--- Exercise brief ---
Reproduce the entries that follow, exactly and in full.

▼▼▼

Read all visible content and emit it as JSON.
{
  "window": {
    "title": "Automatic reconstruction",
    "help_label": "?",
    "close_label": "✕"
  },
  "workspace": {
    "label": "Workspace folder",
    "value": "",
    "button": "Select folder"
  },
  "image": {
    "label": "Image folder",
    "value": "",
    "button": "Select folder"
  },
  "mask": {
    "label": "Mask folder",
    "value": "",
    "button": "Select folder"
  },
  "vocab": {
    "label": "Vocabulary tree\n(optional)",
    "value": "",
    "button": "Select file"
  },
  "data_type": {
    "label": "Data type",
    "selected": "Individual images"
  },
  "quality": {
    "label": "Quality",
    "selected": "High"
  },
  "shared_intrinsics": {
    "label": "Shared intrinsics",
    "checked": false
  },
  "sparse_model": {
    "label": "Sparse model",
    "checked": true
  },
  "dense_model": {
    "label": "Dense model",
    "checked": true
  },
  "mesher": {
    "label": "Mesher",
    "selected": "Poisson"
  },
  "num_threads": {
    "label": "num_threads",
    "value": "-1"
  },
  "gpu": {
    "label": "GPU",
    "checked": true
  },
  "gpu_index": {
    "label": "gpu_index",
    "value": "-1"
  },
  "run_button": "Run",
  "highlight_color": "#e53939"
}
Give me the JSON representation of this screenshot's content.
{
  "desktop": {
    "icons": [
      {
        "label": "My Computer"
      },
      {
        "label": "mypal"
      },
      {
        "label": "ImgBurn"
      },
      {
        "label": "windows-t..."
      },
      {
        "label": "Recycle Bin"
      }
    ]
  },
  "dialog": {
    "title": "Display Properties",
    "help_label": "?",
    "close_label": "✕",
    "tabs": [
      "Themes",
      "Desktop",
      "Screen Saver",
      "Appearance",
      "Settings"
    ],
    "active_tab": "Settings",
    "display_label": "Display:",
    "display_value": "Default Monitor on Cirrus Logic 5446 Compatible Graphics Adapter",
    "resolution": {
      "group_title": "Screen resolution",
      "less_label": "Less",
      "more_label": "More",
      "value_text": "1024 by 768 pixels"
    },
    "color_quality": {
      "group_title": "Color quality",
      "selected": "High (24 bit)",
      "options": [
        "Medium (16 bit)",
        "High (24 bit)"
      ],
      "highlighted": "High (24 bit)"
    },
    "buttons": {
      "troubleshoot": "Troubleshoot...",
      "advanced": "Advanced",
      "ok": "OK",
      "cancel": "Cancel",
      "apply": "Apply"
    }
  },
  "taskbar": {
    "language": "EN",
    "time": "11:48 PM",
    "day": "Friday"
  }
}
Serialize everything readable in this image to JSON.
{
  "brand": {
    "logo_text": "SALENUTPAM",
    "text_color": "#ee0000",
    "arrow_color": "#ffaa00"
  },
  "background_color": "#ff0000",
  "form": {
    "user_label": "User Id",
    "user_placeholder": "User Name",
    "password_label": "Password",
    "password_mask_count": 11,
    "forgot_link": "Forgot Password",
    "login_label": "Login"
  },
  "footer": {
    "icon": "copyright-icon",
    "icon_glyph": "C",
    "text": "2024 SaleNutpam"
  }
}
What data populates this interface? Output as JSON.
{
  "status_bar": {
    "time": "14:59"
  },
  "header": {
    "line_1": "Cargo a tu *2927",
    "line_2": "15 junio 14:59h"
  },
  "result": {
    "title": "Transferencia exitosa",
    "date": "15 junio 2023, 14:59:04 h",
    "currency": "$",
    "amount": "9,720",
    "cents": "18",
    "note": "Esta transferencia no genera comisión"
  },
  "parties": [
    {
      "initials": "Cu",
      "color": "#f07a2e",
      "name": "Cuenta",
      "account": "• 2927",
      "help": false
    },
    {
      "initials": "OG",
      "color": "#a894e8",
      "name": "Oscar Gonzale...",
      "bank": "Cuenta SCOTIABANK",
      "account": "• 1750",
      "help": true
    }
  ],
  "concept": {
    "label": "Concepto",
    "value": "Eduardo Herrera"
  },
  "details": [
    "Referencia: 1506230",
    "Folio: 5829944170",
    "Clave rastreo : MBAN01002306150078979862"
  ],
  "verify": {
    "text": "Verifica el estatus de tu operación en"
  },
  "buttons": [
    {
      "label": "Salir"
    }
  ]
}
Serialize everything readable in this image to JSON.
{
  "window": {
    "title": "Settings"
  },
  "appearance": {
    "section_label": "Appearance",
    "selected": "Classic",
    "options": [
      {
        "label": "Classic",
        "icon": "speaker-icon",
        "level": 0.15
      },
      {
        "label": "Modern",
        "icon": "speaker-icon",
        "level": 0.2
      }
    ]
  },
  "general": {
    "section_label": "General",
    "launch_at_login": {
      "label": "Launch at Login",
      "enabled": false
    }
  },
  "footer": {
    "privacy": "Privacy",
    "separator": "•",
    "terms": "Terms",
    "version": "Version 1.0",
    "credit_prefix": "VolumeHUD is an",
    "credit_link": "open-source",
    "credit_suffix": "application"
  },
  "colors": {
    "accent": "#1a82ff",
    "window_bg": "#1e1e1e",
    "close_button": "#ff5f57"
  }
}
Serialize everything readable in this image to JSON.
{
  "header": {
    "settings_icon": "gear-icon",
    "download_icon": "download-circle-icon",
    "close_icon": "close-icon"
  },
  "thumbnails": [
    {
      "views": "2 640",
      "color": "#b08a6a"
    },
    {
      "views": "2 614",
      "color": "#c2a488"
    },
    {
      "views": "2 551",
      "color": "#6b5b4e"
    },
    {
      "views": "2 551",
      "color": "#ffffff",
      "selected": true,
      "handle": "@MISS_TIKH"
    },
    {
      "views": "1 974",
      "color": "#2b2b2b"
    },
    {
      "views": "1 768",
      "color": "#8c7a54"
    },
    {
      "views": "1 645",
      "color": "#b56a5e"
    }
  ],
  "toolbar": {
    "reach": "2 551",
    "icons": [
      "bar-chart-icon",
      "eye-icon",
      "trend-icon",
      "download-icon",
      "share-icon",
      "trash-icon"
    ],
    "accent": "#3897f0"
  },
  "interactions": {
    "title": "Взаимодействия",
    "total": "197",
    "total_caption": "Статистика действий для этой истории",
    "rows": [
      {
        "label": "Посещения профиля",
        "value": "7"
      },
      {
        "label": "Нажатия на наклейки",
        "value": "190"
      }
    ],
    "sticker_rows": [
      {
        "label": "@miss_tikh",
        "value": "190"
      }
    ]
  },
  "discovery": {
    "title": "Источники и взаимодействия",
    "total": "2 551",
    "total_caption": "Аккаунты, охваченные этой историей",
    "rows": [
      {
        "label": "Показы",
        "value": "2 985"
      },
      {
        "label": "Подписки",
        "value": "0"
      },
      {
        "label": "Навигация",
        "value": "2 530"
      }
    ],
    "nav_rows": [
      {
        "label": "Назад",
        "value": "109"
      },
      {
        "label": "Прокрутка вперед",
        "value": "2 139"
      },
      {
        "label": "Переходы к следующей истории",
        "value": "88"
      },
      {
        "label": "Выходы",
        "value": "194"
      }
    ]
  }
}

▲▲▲

--- Result of this exercise ---
Read all visible content and emit it as JSON.
{
  "window": {
    "title": "Automatic reconstruction",
    "help_label": "?",
    "close_label": "✕"
  },
  "workspace": {
    "label": "Workspace folder",
    "value": "",
    "button": "Select folder"
  },
  "image": {
    "label": "Image folder",
    "value": "",
    "button": "Select folder"
  },
  "mask": {
    "label": "Mask folder",
    "value": "",
    "button": "Select folder"
  },
  "vocab": {
    "label": "Vocabulary tree\n(optional)",
    "value": "",
    "button": "Select file"
  },
  "data_type": {
    "label": "Data type",
    "selected": "Individual images"
  },
  "quality": {
    "label": "Quality",
    "selected": "High"
  },
  "shared_intrinsics": {
    "label": "Shared intrinsics",
    "checked": false
  },
  "sparse_model": {
    "label": "Sparse model",
    "checked": true
  },
  "dense_model": {
    "label": "Dense model",
    "checked": true
  },
  "mesher": {
    "label": "Mesher",
    "selected": "Poisson"
  },
  "num_threads": {
    "label": "num_threads",
    "value": "-1"
  },
  "gpu": {
    "label": "GPU",
    "checked": true
  },
  "gpu_index": {
    "label": "gpu_index",
    "value": "-1"
  },
  "run_button": "Run",
  "highlight_color": "#e53939"
}
Give me the JSON representation of this screenshot's content.
{
  "desktop": {
    "icons": [
      {
        "label": "My Computer"
      },
      {
        "label": "mypal"
      },
      {
        "label": "ImgBurn"
      },
      {
        "label": "windows-t..."
      },
      {
        "label": "Recycle Bin"
      }
    ]
  },
  "dialog": {
    "title": "Display Properties",
    "help_label": "?",
    "close_label": "✕",
    "tabs": [
      "Themes",
      "Desktop",
      "Screen Saver",
      "Appearance",
      "Settings"
    ],
    "active_tab": "Settings",
    "display_label": "Display:",
    "display_value": "Default Monitor on Cirrus Logic 5446 Compatible Graphics Adapter",
    "resolution": {
      "group_title": "Screen resolution",
      "less_label": "Less",
      "more_label": "More",
      "value_text": "1024 by 768 pixels"
    },
    "color_quality": {
      "group_title": "Color quality",
      "selected": "High (24 bit)",
      "options": [
        "Medium (16 bit)",
        "High (24 bit)"
      ],
      "highlighted": "High (24 bit)"
    },
    "buttons": {
      "troubleshoot": "Troubleshoot...",
      "advanced": "Advanced",
      "ok": "OK",
      "cancel": "Cancel",
      "apply": "Apply"
    }
  },
  "taskbar": {
    "language": "EN",
    "time": "11:48 PM",
    "day": "Friday"
  }
}
Serialize everything readable in this image to JSON.
{
  "brand": {
    "logo_text": "SALENUTPAM",
    "text_color": "#ee0000",
    "arrow_color": "#ffaa00"
  },
  "background_color": "#ff0000",
  "form": {
    "user_label": "User Id",
    "user_placeholder": "User Name",
    "password_label": "Password",
    "password_mask_count": 11,
    "forgot_link": "Forgot Password",
    "login_label": "Login"
  },
  "footer": {
    "icon": "copyright-icon",
    "icon_glyph": "C",
    "text": "2024 SaleNutpam"
  }
}
What data populates this interface? Output as JSON.
{
  "status_bar": {
    "time": "14:59"
  },
  "header": {
    "line_1": "Cargo a tu *2927",
    "line_2": "15 junio 14:59h"
  },
  "result": {
    "title": "Transferencia exitosa",
    "date": "15 junio 2023, 14:59:04 h",
    "currency": "$",
    "amount": "9,720",
    "cents": "18",
    "note": "Esta transferencia no genera comisión"
  },
  "parties": [
    {
      "initials": "Cu",
      "color": "#f07a2e",
      "name": "Cuenta",
      "account": "• 2927",
      "help": false
    },
    {
      "initials": "OG",
      "color": "#a894e8",
      "name": "Oscar Gonzale...",
      "bank": "Cuenta SCOTIABANK",
      "account": "• 1750",
      "help": true
    }
  ],
  "concept": {
    "label": "Concepto",
    "value": "Eduardo Herrera"
  },
  "details": [
    "Referencia: 1506230",
    "Folio: 5829944170",
    "Clave rastreo : MBAN01002306150078979862"
  ],
  "verify": {
    "text": "Verifica el estatus de tu operación en"
  },
  "buttons": [
    {
      "label": "Salir"
    }
  ]
}
Serialize everything readable in this image to JSON.
{
  "window": {
    "title": "Settings"
  },
  "appearance": {
    "section_label": "Appearance",
    "selected": "Classic",
    "options": [
      {
        "label": "Classic",
        "icon": "speaker-icon",
        "level": 0.15
      },
      {
        "label": "Modern",
        "icon": "speaker-icon",
        "level": 0.2
      }
    ]
  },
  "general": {
    "section_label": "General",
    "launch_at_login": {
      "label": "Launch at Login",
      "enabled": false
    }
  },
  "footer": {
    "privacy": "Privacy",
    "separator": "•",
    "terms": "Terms",
    "version": "Version 1.0",
    "credit_prefix": "VolumeHUD is an",
    "credit_link": "open-source",
    "credit_suffix": "application"
  },
  "colors": {
    "accent": "#1a82ff",
    "window_bg": "#1e1e1e",
    "close_button": "#ff5f57"
  }
}
Serialize everything readable in this image to JSON.
{
  "header": {
    "settings_icon": "gear-icon",
    "download_icon": "download-circle-icon",
    "close_icon": "close-icon"
  },
  "thumbnails": [
    {
      "views": "2 640",
      "color": "#b08a6a"
    },
    {
      "views": "2 614",
      "color": "#c2a488"
    },
    {
      "views": "2 551",
      "color": "#6b5b4e"
    },
    {
      "views": "2 551",
      "color": "#ffffff",
      "selected": true,
      "handle": "@MISS_TIKH"
    },
    {
      "views": "1 974",
      "color": "#2b2b2b"
    },
    {
      "views": "1 768",
      "color": "#8c7a54"
    },
    {
      "views": "1 645",
      "color": "#b56a5e"
    }
  ],
  "toolbar": {
    "reach": "2 551",
    "icons": [
      "bar-chart-icon",
      "eye-icon",
      "trend-icon",
      "download-icon",
      "share-icon",
      "trash-icon"
    ],
    "accent": "#3897f0"
  },
  "interactions": {
    "title": "Взаимодействия",
    "total": "197",
    "total_caption": "Статистика действий для этой истории",
    "rows": [
      {
        "label": "Посещения профиля",
        "value": "7"
      },
      {
        "label": "Нажатия на наклейки",
        "value": "190"
      }
    ],
    "sticker_rows": [
      {
        "label": "@miss_tikh",
        "value": "190"
      }
    ]
  },
  "discovery": {
    "title": "Источники и взаимодействия",
    "total": "2 551",
    "total_caption": "Аккаунты, охваченные этой историей",
    "rows": [
      {
        "label": "Показы",
        "value": "2 985"
      },
      {
        "label": "Подписки",
        "value": "0"
      },
      {
        "label": "Навигация",
        "value": "2 530"
      }
    ],
    "nav_rows": [
      {
        "label": "Назад",
        "value": "109"
      },
      {
        "label": "Прокрутка вперед",
        "value": "2 139"
      },
      {
        "label": "Переходы к следующей истории",
        "value": "88"
      },
      {
        "label": "Выходы",
        "value": "194"
      }
    ]
  }
}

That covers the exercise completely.